In 1973, Ibstock set its sights overseas, buying the Van Wijck and then the Udenhaut brickworks in Holland. 1976 saw the purchase of the Hudsons Group, with factories at West Hoathly and Laybrook and a site at Horam. Further expansion in Europe in 1977 came with the acquisition of the Hennuyeres, Wanlin and then the De Ruiter brickworks in Holland.
All the Dutch companies were rebadged as Ruga. This expansion phase continued with the purchase in 1978 of Marion Brick in Ohio and the following year, Glen-Gery in the North East of the USA, to give a total US of 500 million bricks per annum capacity.
In 1999, Ibstock acquired the assets of the adjoining Ellistown brickworks to consolidate its position of one third of the brick capacity in the UK.
By the end of 1998 the paper pulp interests had finally been sold and the Irish building materials group, CRH, made a successful takeover bid for the company, valuing it at £376m. This involved the integration of Forticrete, the CRH concrete products and rooftile business into the Ibstock Group.
In 2002, Kevington, the country’s leading manufacturer of brick special shapes, arches and prefabricated chimney systems was added to the group. These were followed by the acquisition of Supreme Concrete in 2007 and Anderton Concrete in 2008 to form the largest manufacturer of concrete building products and capitalise upon the groups excellent links to the refurbishment and new housebuilding markets.

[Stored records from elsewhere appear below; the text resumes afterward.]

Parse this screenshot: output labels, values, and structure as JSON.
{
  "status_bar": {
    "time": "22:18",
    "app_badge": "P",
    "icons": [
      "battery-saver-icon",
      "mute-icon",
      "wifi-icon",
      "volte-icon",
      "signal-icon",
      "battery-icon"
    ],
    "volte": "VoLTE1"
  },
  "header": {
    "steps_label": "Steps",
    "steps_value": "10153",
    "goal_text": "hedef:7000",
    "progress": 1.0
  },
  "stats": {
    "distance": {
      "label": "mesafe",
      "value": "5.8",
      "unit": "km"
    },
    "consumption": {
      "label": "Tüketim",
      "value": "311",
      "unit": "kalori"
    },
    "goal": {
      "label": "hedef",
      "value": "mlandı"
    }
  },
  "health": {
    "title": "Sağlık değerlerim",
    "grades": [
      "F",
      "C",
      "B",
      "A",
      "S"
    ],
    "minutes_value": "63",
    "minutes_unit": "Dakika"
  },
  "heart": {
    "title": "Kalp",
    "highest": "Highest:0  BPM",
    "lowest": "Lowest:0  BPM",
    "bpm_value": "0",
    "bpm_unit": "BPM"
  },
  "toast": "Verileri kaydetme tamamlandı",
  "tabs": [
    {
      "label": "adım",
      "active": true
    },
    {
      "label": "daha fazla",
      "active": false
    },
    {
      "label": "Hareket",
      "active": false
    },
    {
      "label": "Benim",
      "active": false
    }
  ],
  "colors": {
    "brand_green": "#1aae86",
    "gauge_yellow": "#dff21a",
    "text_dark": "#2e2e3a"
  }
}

February 2015 saw the group divested by CRH to Bain Capital for £400m. The new group, Ibstock Building Products consists of some of the building industry’s most trusted brands; Ibstock, Glen-Gery, Ibstock-Kevington, Supreme, Forticrete and Anderton. The group is now the UK’s largest manufacturer of clay and concrete building products, employing over 2600 people in the UK and US with annual sales of almost £430m. Heralding a new phase in the Ibstock story, plans for the worlds most advanced brickworks has been announced on the original site at Ibstock, almost 200 years after the story began!
In October 2015, Ibstock returned to the London Stock Exchange after a gap of 16 years in private ownership. Ibstock plc is now one of the largest building materials businesses quoted on the LSE. For more information visit www.ibstockplc.com.